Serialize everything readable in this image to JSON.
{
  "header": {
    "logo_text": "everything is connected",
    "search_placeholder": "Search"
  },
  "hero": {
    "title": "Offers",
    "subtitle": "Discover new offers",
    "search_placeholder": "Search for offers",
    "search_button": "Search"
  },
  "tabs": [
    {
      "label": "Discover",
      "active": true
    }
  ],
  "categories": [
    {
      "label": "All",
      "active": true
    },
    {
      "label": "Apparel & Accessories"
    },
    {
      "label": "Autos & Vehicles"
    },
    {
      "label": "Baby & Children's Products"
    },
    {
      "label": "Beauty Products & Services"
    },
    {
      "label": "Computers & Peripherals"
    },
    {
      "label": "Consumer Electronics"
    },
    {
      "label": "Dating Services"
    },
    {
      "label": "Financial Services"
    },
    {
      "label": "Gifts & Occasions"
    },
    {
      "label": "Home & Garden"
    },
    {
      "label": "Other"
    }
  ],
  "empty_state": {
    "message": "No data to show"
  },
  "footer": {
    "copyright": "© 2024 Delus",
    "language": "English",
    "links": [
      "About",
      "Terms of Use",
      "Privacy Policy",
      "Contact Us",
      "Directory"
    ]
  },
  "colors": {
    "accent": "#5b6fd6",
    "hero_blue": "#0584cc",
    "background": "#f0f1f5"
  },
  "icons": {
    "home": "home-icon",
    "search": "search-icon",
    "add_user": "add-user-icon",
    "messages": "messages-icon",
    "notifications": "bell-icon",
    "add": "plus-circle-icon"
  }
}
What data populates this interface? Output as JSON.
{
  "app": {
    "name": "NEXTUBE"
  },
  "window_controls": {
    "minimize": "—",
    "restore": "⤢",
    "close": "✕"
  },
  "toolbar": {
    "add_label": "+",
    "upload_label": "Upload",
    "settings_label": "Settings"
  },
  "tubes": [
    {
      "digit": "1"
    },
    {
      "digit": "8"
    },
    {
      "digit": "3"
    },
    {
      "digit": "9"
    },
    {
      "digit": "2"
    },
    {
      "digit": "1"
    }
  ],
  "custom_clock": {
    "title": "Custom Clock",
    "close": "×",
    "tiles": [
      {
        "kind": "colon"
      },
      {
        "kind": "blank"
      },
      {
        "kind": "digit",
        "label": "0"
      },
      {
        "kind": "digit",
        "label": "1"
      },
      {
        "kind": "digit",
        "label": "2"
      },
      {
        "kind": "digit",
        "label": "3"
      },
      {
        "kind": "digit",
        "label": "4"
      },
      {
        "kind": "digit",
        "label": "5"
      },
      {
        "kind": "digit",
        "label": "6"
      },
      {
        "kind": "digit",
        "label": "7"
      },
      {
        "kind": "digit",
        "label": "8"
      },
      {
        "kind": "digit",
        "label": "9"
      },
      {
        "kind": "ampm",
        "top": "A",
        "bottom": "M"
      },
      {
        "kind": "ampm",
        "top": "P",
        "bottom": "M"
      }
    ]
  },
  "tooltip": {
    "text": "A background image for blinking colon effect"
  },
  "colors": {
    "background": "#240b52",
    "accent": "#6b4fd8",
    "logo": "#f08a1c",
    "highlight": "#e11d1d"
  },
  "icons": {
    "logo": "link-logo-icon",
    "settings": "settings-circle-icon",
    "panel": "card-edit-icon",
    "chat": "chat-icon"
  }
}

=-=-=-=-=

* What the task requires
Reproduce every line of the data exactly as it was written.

* Task result
Serialize everything readable in this image to JSON.
{
  "header": {
    "logo_text": "everything is connected",
    "search_placeholder": "Search"
  },
  "hero": {
    "title": "Offers",
    "subtitle": "Discover new offers",
    "search_placeholder": "Search for offers",
    "search_button": "Search"
  },
  "tabs": [
    {
      "label": "Discover",
      "active": true
    }
  ],
  "categories": [
    {
      "label": "All",
      "active": true
    },
    {
      "label": "Apparel & Accessories"
    },
    {
      "label": "Autos & Vehicles"
    },
    {
      "label": "Baby & Children's Products"
    },
    {
      "label": "Beauty Products & Services"
    },
    {
      "label": "Computers & Peripherals"
    },
    {
      "label": "Consumer Electronics"
    },
    {
      "label": "Dating Services"
    },
    {
      "label": "Financial Services"
    },
    {
      "label": "Gifts & Occasions"
    },
    {
      "label": "Home & Garden"
    },
    {
      "label": "Other"
    }
  ],
  "empty_state": {
    "message": "No data to show"
  },
  "footer": {
    "copyright": "© 2024 Delus",
    "language": "English",
    "links": [
      "About",
      "Terms of Use",
      "Privacy Policy",
      "Contact Us",
      "Directory"
    ]
  },
  "colors": {
    "accent": "#5b6fd6",
    "hero_blue": "#0584cc",
    "background": "#f0f1f5"
  },
  "icons": {
    "home": "home-icon",
    "search": "search-icon",
    "add_user": "add-user-icon",
    "messages": "messages-icon",
    "notifications": "bell-icon",
    "add": "plus-circle-icon"
  }
}
What data populates this interface? Output as JSON.
{
  "app": {
    "name": "NEXTUBE"
  },
  "window_controls": {
    "minimize": "—",
    "restore": "⤢",
    "close": "✕"
  },
  "toolbar": {
    "add_label": "+",
    "upload_label": "Upload",
    "settings_label": "Settings"
  },
  "tubes": [
    {
      "digit": "1"
    },
    {
      "digit": "8"
    },
    {
      "digit": "3"
    },
    {
      "digit": "9"
    },
    {
      "digit": "2"
    },
    {
      "digit": "1"
    }
  ],
  "custom_clock": {
    "title": "Custom Clock",
    "close": "×",
    "tiles": [
      {
        "kind": "colon"
      },
      {
        "kind": "blank"
      },
      {
        "kind": "digit",
        "label": "0"
      },
      {
        "kind": "digit",
        "label": "1"
      },
      {
        "kind": "digit",
        "label": "2"
      },
      {
        "kind": "digit",
        "label": "3"
      },
      {
        "kind": "digit",
        "label": "4"
      },
      {
        "kind": "digit",
        "label": "5"
      },
      {
        "kind": "digit",
        "label": "6"
      },
      {
        "kind": "digit",
        "label": "7"
      },
      {
        "kind": "digit",
        "label": "8"
      },
      {
        "kind": "digit",
        "label": "9"
      },
      {
        "kind": "ampm",
        "top": "A",
        "bottom": "M"
      },
      {
        "kind": "ampm",
        "top": "P",
        "bottom": "M"
      }
    ]
  },
  "tooltip": {
    "text": "A background image for blinking colon effect"
  },
  "colors": {
    "background": "#240b52",
    "accent": "#6b4fd8",
    "logo": "#f08a1c",
    "highlight": "#e11d1d"
  },
  "icons": {
    "logo": "link-logo-icon",
    "settings": "settings-circle-icon",
    "panel": "card-edit-icon",
    "chat": "chat-icon"
  }
}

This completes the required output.